Instructions for the task ▸ The entries below are to be repeated exactly as they stand.

Excerpts from an interface dataset ▸
========================

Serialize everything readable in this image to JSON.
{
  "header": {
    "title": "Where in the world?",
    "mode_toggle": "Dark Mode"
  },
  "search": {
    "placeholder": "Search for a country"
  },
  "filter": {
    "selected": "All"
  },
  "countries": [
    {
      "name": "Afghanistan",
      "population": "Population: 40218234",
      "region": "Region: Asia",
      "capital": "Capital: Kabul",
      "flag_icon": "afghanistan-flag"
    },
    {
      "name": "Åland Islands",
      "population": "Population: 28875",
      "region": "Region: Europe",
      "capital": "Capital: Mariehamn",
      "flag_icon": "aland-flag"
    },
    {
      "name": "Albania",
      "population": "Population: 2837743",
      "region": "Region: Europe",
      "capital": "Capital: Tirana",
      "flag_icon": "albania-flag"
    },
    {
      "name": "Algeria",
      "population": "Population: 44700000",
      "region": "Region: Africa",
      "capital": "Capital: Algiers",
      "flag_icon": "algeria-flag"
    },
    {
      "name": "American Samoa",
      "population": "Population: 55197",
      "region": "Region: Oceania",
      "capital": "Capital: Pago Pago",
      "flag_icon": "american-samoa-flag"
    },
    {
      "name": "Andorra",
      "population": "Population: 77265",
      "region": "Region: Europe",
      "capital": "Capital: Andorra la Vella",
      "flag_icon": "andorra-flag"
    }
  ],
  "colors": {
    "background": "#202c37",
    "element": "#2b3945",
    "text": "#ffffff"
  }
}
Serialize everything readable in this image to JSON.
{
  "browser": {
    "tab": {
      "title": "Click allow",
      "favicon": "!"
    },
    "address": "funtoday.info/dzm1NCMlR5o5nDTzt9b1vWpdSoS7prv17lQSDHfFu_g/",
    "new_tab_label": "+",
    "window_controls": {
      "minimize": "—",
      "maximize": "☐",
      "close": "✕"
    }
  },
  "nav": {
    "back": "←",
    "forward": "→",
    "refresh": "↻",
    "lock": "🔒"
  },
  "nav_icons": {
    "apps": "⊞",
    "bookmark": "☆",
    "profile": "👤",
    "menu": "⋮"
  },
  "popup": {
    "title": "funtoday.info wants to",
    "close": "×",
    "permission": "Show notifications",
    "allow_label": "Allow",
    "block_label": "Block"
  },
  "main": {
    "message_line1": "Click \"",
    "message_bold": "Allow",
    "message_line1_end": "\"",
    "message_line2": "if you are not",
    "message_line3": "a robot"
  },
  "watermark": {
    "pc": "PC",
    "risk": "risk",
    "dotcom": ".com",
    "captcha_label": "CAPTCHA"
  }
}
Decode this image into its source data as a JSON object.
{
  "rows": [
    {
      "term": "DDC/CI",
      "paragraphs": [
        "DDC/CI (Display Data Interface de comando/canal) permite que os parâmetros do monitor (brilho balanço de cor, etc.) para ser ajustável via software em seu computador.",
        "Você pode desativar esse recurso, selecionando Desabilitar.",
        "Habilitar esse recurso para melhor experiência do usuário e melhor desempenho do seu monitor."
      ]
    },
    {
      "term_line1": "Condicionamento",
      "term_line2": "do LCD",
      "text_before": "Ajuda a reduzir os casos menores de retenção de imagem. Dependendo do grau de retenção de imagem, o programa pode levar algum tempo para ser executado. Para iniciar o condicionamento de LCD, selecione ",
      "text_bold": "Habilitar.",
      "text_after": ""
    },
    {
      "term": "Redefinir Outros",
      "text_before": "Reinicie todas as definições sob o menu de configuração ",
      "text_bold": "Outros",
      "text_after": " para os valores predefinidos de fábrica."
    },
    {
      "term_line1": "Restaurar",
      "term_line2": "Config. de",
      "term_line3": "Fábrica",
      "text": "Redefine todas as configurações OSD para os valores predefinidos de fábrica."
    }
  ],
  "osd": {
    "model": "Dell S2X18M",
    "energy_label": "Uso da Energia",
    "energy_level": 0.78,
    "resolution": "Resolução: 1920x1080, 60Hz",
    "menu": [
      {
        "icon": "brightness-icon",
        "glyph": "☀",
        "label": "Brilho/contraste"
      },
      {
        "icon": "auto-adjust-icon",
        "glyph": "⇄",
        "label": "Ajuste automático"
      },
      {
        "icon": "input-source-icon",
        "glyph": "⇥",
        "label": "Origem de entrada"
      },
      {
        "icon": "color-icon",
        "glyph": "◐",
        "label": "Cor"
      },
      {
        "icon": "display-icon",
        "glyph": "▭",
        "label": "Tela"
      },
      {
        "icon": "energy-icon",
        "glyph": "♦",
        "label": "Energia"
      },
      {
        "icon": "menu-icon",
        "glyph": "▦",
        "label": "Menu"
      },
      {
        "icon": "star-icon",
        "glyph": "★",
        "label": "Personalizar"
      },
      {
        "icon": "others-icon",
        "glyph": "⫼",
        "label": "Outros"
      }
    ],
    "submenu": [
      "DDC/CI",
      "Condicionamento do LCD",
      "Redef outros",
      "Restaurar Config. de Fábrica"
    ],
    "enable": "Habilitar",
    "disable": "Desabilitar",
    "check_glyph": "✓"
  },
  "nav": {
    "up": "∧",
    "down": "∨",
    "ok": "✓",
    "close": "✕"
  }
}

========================

Output ▸
Serialize everything readable in this image to JSON.
{
  "header": {
    "title": "Where in the world?",
    "mode_toggle": "Dark Mode"
  },
  "search": {
    "placeholder": "Search for a country"
  },
  "filter": {
    "selected": "All"
  },
  "countries": [
    {
      "name": "Afghanistan",
      "population": "Population: 40218234",
      "region": "Region: Asia",
      "capital": "Capital: Kabul",
      "flag_icon": "afghanistan-flag"
    },
    {
      "name": "Åland Islands",
      "population": "Population: 28875",
      "region": "Region: Europe",
      "capital": "Capital: Mariehamn",
      "flag_icon": "aland-flag"
    },
    {
      "name": "Albania",
      "population": "Population: 2837743",
      "region": "Region: Europe",
      "capital": "Capital: Tirana",
      "flag_icon": "albania-flag"
    },
    {
      "name": "Algeria",
      "population": "Population: 44700000",
      "region": "Region: Africa",
      "capital": "Capital: Algiers",
      "flag_icon": "algeria-flag"
    },
    {
      "name": "American Samoa",
      "population": "Population: 55197",
      "region": "Region: Oceania",
      "capital": "Capital: Pago Pago",
      "flag_icon": "american-samoa-flag"
    },
    {
      "name": "Andorra",
      "population": "Population: 77265",
      "region": "Region: Europe",
      "capital": "Capital: Andorra la Vella",
      "flag_icon": "andorra-flag"
    }
  ],
  "colors": {
    "background": "#202c37",
    "element": "#2b3945",
    "text": "#ffffff"
  }
}
Serialize everything readable in this image to JSON.
{
  "browser": {
    "tab": {
      "title": "Click allow",
      "favicon": "!"
    },
    "address": "funtoday.info/dzm1NCMlR5o5nDTzt9b1vWpdSoS7prv17lQSDHfFu_g/",
    "new_tab_label": "+",
    "window_controls": {
      "minimize": "—",
      "maximize": "☐",
      "close": "✕"
    }
  },
  "nav": {
    "back": "←",
    "forward": "→",
    "refresh": "↻",
    "lock": "🔒"
  },
  "nav_icons": {
    "apps": "⊞",
    "bookmark": "☆",
    "profile": "👤",
    "menu": "⋮"
  },
  "popup": {
    "title": "funtoday.info wants to",
    "close": "×",
    "permission": "Show notifications",
    "allow_label": "Allow",
    "block_label": "Block"
  },
  "main": {
    "message_line1": "Click \"",
    "message_bold": "Allow",
    "message_line1_end": "\"",
    "message_line2": "if you are not",
    "message_line3": "a robot"
  },
  "watermark": {
    "pc": "PC",
    "risk": "risk",
    "dotcom": ".com",
    "captcha_label": "CAPTCHA"
  }
}
Decode this image into its source data as a JSON object.
{
  "rows": [
    {
      "term": "DDC/CI",
      "paragraphs": [
        "DDC/CI (Display Data Interface de comando/canal) permite que os parâmetros do monitor (brilho balanço de cor, etc.) para ser ajustável via software em seu computador.",
        "Você pode desativar esse recurso, selecionando Desabilitar.",
        "Habilitar esse recurso para melhor experiência do usuário e melhor desempenho do seu monitor."
      ]
    },
    {
      "term_line1": "Condicionamento",
      "term_line2": "do LCD",
      "text_before": "Ajuda a reduzir os casos menores de retenção de imagem. Dependendo do grau de retenção de imagem, o programa pode levar algum tempo para ser executado. Para iniciar o condicionamento de LCD, selecione ",
      "text_bold": "Habilitar.",
      "text_after": ""
    },
    {
      "term": "Redefinir Outros",
      "text_before": "Reinicie todas as definições sob o menu de configuração ",
      "text_bold": "Outros",
      "text_after": " para os valores predefinidos de fábrica."
    },
    {
      "term_line1": "Restaurar",
      "term_line2": "Config. de",
      "term_line3": "Fábrica",
      "text": "Redefine todas as configurações OSD para os valores predefinidos de fábrica."
    }
  ],
  "osd": {
    "model": "Dell S2X18M",
    "energy_label": "Uso da Energia",
    "energy_level": 0.78,
    "resolution": "Resolução: 1920x1080, 60Hz",
    "menu": [
      {
        "icon": "brightness-icon",
        "glyph": "☀",
        "label": "Brilho/contraste"
      },
      {
        "icon": "auto-adjust-icon",
        "glyph": "⇄",
        "label": "Ajuste automático"
      },
      {
        "icon": "input-source-icon",
        "glyph": "⇥",
        "label": "Origem de entrada"
      },
      {
        "icon": "color-icon",
        "glyph": "◐",
        "label": "Cor"
      },
      {
        "icon": "display-icon",
        "glyph": "▭",
        "label": "Tela"
      },
      {
        "icon": "energy-icon",
        "glyph": "♦",
        "label": "Energia"
      },
      {
        "icon": "menu-icon",
        "glyph": "▦",
        "label": "Menu"
      },
      {
        "icon": "star-icon",
        "glyph": "★",
        "label": "Personalizar"
      },
      {
        "icon": "others-icon",
        "glyph": "⫼",
        "label": "Outros"
      }
    ],
    "submenu": [
      "DDC/CI",
      "Condicionamento do LCD",
      "Redef outros",
      "Restaurar Config. de Fábrica"
    ],
    "enable": "Habilitar",
    "disable": "Desabilitar",
    "check_glyph": "✓"
  },
  "nav": {
    "up": "∧",
    "down": "∨",
    "ok": "✓",
    "close": "✕"
  }
}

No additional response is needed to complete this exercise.